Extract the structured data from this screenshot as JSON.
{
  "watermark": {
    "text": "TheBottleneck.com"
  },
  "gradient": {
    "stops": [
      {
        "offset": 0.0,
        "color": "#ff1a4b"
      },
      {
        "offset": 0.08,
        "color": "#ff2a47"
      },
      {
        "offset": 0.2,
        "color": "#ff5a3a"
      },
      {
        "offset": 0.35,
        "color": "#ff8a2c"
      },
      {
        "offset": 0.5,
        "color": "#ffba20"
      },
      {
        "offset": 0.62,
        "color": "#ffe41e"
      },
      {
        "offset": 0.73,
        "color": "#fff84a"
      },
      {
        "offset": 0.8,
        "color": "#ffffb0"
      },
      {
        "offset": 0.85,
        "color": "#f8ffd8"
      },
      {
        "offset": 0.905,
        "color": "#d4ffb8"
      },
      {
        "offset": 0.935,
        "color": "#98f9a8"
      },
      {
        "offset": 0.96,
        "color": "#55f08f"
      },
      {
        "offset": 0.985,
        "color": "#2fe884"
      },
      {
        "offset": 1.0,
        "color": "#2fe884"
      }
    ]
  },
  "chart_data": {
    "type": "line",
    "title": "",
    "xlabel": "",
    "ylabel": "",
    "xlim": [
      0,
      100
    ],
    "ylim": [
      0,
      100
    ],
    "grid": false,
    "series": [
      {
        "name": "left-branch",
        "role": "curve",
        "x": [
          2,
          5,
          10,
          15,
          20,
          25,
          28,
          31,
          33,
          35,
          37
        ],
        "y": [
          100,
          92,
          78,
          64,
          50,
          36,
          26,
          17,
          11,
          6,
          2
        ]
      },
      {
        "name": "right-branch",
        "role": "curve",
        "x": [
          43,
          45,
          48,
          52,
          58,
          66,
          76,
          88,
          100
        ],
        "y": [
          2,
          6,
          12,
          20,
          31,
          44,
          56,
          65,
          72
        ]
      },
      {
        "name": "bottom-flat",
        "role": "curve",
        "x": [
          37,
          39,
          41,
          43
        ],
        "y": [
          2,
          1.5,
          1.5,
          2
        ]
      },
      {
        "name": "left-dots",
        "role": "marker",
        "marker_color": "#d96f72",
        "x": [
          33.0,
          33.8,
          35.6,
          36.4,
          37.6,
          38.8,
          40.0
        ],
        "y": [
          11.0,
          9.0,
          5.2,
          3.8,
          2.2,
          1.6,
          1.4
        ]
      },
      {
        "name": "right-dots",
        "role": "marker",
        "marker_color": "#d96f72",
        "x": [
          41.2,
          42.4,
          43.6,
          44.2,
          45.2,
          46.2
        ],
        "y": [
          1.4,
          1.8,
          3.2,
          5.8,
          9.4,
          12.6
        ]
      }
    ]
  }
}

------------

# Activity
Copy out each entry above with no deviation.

# Exercise solution
Extract the structured data from this screenshot as JSON.
{
  "watermark": {
    "text": "TheBottleneck.com"
  },
  "gradient": {
    "stops": [
      {
        "offset": 0.0,
        "color": "#ff1a4b"
      },
      {
        "offset": 0.08,
        "color": "#ff2a47"
      },
      {
        "offset": 0.2,
        "color": "#ff5a3a"
      },
      {
        "offset": 0.35,
        "color": "#ff8a2c"
      },
      {
        "offset": 0.5,
        "color": "#ffba20"
      },
      {
        "offset": 0.62,
        "color": "#ffe41e"
      },
      {
        "offset": 0.73,
        "color": "#fff84a"
      },
      {
        "offset": 0.8,
        "color": "#ffffb0"
      },
      {
        "offset": 0.85,
        "color": "#f8ffd8"
      },
      {
        "offset": 0.905,
        "color": "#d4ffb8"
      },
      {
        "offset": 0.935,
        "color": "#98f9a8"
      },
      {
        "offset": 0.96,
        "color": "#55f08f"
      },
      {
        "offset": 0.985,
        "color": "#2fe884"
      },
      {
        "offset": 1.0,
        "color": "#2fe884"
      }
    ]
  },
  "chart_data": {
    "type": "line",
    "title": "",
    "xlabel": "",
    "ylabel": "",
    "xlim": [
      0,
      100
    ],
    "ylim": [
      0,
      100
    ],
    "grid": false,
    "series": [
      {
        "name": "left-branch",
        "role": "curve",
        "x": [
          2,
          5,
          10,
          15,
          20,
          25,
          28,
          31,
          33,
          35,
          37
        ],
        "y": [
          100,
          92,
          78,
          64,
          50,
          36,
          26,
          17,
          11,
          6,
          2
        ]
      },
      {
        "name": "right-branch",
        "role": "curve",
        "x": [
          43,
          45,
          48,
          52,
          58,
          66,
          76,
          88,
          100
        ],
        "y": [
          2,
          6,
          12,
          20,
          31,
          44,
          56,
          65,
          72
        ]
      },
      {
        "name": "bottom-flat",
        "role": "curve",
        "x": [
          37,
          39,
          41,
          43
        ],
        "y": [
          2,
          1.5,
          1.5,
          2
        ]
      },
      {
        "name": "left-dots",
        "role": "marker",
        "marker_color": "#d96f72",
        "x": [
          33.0,
          33.8,
          35.6,
          36.4,
          37.6,
          38.8,
          40.0
        ],
        "y": [
          11.0,
          9.0,
          5.2,
          3.8,
          2.2,
          1.6,
          1.4
        ]
      },
      {
        "name": "right-dots",
        "role": "marker",
        "marker_color": "#d96f72",
        "x": [
          41.2,
          42.4,
          43.6,
          44.2,
          45.2,
          46.2
        ],
        "y": [
          1.4,
          1.8,
          3.2,
          5.8,
          9.4,
          12.6
        ]
      }
    ]
  }
}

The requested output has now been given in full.